The medical device industry’s magnitude as a commercial operation, as well as its significance in modern medicine, are usually underestimated. Medical device technology innovation, by medical equipment supplier in Malaysia and around the world, is a process in which a range of social, economic, and medical interests and aspirations collide. Government authorities and healthcare policymakers advocate for a modernized policy that encourages medical technology and practice innovation.
As the importance and potential benefits of a wide range of existing and developing medical devices become more widely recognized, and regulatory regimes tighten, it becomes clear that there is a burgeoning need and a timely potential for additional advocacy and activism to promote public health goals related to the use of medical devices around the world. Technological advancements put pressure on clinicians to innovate, but how this shows itself differs depending on the health system.
The future of medical devices in the coming years. (H2)
The medical device sector is being transformed by technological advancements, which are expanding the number of linked medical devices accessible on the market while also boosting their role in healthcare. The following are some important technical changes that provide medical device firms with new potential as well as obstacles.
Another income stream from device connection. (H3)
With data, MedTech is uncovering an opportunity to generate a new income stream. Software as a medical device (SaMD) is revolutionizing healthcare by allowing individuals to be more aware and engaged in their own health. Patients with chronic diseases can acquire data and share it with other healthcare providers, helping them to better monitor their health. Those who are ready to contribute data can assist medical device businesses to improve their goods and optimize their treatments.

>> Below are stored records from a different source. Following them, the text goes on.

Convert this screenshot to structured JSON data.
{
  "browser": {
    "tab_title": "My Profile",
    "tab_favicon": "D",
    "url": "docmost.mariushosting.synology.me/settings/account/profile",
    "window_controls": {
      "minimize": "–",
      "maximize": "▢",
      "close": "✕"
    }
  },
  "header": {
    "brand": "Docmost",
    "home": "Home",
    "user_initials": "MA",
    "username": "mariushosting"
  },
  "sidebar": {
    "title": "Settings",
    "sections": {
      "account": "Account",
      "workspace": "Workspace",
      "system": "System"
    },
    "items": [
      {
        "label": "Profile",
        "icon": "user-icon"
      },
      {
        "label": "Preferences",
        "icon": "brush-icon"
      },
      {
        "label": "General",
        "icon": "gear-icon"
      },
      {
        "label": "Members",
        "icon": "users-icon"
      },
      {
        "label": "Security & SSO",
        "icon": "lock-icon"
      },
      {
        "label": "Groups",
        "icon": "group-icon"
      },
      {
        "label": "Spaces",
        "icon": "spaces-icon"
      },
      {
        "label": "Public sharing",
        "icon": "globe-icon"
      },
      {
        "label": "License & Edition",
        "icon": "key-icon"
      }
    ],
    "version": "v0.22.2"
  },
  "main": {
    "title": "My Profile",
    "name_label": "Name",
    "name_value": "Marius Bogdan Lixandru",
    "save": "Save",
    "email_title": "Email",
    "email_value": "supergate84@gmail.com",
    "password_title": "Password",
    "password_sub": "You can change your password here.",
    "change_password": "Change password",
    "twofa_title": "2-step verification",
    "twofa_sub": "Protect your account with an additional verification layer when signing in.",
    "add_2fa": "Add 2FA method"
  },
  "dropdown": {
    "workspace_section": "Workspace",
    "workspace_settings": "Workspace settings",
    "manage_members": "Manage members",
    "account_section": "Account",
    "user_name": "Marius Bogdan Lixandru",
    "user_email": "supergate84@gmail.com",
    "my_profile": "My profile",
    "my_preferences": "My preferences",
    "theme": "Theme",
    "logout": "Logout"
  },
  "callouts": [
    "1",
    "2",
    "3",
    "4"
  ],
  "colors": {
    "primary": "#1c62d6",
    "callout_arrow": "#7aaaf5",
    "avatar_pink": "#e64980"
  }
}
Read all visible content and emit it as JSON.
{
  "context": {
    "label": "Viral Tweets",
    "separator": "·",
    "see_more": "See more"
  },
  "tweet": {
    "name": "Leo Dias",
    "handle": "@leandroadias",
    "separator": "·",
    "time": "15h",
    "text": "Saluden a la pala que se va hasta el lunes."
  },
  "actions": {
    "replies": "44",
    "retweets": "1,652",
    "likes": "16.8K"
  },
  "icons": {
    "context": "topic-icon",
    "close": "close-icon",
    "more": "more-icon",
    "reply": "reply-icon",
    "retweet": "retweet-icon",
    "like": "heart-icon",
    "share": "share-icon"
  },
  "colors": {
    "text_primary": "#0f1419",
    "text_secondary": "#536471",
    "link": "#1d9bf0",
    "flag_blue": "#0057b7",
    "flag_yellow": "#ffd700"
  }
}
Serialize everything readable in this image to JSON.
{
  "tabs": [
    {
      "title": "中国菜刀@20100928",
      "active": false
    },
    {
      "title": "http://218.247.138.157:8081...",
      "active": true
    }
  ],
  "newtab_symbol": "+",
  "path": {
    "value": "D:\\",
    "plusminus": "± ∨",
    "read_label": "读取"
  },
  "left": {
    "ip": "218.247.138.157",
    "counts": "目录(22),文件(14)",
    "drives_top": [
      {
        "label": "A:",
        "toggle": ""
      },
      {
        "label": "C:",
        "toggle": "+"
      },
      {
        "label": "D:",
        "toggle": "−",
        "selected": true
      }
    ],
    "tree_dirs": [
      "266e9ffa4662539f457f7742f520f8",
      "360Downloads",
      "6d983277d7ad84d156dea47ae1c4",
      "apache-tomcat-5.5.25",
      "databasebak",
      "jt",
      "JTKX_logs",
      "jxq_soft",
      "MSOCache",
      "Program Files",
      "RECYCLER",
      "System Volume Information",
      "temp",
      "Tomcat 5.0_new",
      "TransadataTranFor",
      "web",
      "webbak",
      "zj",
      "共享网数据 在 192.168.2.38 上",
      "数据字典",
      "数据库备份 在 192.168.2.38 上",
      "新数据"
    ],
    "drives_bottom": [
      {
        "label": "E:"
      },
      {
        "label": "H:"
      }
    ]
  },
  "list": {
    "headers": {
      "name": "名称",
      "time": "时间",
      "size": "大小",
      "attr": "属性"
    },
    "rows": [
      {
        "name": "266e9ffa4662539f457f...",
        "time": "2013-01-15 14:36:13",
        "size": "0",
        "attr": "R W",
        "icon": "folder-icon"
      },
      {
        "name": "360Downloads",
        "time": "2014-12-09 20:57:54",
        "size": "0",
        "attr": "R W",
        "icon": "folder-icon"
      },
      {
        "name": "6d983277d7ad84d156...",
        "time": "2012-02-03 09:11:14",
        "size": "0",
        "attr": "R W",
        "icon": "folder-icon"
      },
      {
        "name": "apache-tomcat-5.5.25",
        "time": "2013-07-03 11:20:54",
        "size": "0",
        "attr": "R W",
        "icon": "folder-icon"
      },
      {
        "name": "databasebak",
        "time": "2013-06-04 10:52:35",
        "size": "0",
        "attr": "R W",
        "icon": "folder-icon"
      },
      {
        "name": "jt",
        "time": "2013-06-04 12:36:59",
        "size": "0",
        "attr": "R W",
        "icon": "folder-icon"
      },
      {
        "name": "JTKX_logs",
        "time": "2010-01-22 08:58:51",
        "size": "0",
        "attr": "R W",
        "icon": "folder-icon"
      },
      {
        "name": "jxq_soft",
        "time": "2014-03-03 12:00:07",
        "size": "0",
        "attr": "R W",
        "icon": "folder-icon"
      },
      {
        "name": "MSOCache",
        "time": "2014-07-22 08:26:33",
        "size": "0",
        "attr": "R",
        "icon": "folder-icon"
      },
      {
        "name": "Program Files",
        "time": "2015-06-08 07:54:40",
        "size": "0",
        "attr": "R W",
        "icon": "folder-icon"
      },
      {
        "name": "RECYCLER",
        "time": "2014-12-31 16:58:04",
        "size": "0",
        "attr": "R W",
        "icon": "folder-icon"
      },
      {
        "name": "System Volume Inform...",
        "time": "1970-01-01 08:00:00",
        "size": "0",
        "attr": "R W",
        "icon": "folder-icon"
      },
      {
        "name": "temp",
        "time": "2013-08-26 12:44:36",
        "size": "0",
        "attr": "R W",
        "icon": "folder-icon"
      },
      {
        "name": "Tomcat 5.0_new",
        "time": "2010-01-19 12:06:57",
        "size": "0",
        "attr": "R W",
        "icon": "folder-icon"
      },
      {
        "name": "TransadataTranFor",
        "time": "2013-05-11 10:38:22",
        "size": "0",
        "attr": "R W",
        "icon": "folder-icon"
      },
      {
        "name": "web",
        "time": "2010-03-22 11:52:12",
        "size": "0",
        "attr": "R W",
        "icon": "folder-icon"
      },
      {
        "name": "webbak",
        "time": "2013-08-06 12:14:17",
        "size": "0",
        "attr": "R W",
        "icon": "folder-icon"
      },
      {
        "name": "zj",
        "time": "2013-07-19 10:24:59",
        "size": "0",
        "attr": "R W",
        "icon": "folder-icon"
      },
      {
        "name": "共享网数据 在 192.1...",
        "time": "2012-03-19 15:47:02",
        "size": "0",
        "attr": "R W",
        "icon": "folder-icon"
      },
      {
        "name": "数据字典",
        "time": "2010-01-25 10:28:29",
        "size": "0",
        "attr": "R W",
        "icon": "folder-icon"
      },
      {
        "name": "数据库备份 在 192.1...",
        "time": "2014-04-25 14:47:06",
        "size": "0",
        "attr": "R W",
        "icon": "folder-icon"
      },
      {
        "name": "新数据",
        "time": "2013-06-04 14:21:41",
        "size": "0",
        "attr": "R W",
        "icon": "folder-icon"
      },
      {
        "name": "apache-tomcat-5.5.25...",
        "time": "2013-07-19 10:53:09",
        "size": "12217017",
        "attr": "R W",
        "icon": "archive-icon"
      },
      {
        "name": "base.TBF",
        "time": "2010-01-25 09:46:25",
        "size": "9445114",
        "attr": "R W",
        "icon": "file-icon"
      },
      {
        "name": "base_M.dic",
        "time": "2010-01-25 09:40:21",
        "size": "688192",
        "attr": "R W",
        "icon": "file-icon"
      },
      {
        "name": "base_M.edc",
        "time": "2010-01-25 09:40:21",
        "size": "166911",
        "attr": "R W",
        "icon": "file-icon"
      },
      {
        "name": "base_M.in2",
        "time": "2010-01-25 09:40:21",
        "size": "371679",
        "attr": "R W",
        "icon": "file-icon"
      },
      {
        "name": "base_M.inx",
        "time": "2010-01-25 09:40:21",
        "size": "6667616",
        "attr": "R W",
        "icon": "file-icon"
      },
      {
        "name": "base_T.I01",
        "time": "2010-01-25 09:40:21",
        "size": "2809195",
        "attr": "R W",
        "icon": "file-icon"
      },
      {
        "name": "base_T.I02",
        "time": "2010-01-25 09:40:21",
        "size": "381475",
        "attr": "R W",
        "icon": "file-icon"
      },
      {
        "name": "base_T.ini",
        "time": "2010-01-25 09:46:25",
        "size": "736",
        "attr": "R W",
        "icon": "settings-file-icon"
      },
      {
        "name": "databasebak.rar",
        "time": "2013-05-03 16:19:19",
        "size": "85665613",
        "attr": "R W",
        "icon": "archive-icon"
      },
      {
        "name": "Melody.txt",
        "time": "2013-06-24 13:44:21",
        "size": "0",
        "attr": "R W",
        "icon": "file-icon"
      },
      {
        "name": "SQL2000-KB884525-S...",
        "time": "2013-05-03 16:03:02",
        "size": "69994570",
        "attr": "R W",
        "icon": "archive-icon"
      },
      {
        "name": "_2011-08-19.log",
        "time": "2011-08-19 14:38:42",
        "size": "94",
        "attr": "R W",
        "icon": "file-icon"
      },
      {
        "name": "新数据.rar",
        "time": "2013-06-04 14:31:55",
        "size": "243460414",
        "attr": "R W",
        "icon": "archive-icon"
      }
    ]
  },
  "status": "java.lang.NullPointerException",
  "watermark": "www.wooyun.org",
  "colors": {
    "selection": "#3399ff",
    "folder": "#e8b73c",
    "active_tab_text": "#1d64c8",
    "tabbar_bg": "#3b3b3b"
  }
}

The Internet of Medical Things (IoMT) is being used to modernize healthcare. (H3)
Medical devices that generate data into care pathways are being driven by significant breakthroughs in new technologies such as smart sensors, smart devices, and other lightweight communication devices, forming alliances with IoMT systems. These developments in biological signal monitoring and illness diagnosis without human involvement are assisting healthcare companies in improving patient outcomes, lowering costs, and increasing efficiency. MedTech’s function as a value-based partner, rather than merely a gadget developer and provider, has become even more significant.
The developments in robotic surgery have resulted in a significant increase in demand for minimally invasive robotic surgery (MIRS) from both physicians and patients. Because of the greater accuracy, improved ergonomics, and the ability to have better control, physicians are progressively advocating robotic procedures to their patients. On the patient side, their demand for fewer complications, less blood loss, a shorter hospital stay, and a faster healing process is fuelling their rising choice for minimally invasive procedures using robotics. Overall, reducing post-operative distress and difficulties is a win-win situation for all parties.
It makes financial sense to invest in healthcare and medical devices. (H2)
Medical devices are a critical component of healthcare systems, and the advantages they may give are growing as they’re necessary for preventing, diagnosing, treating, and rehabilitating illnesses and diseases in a safe and efficient manner. Health-care expenditure is mostly regarded as an expense. This applies to both governments and people. Health is viewed as a social sector expense by finance ministries. People put off paying for health care until it is really required and inevitable. Instead, both governments and people would be wise to see health as an investment. Individual ‘investments’ in self-care and preventative health pay off by reducing the need for and cost of curative treatment. In addition to improving the population’s well-being, governmental investment in health has a substantial multiplier effect across the economy.
Using this economic perspective, there are three reasons to invest in health. For starters, investing in bettering health outcomes increases human capital. Adults who are healthier use fewer sick days and are more productive at work. Children who are in better health are more likely to finish school and perform better. This creates a virtuous cycle in which kids are more likely to develop into adults with higher skills and higher wages. All of these routes increase the country’s production, resulting in economic growth.
With greater health and education, a baby born today will be half as prolific as they could be. In other words, through human capital investment now, prospective GDP per worker may quadruple. Second, the healthcare industry employs many people. It has the potential to create many jobs while also absorbing some of the world’s superfluous labour and lowering the unemployment rate. Increasing health-care employment also creates jobs in other industries. According to a WHO research on Health Employment and Economic Growth, every extra health worker generates 1.5 non-health employment. Finally, a solid public health system promotes economic stability. Following the Covid epidemic, people are becoming more aware of this.
More articles like this here.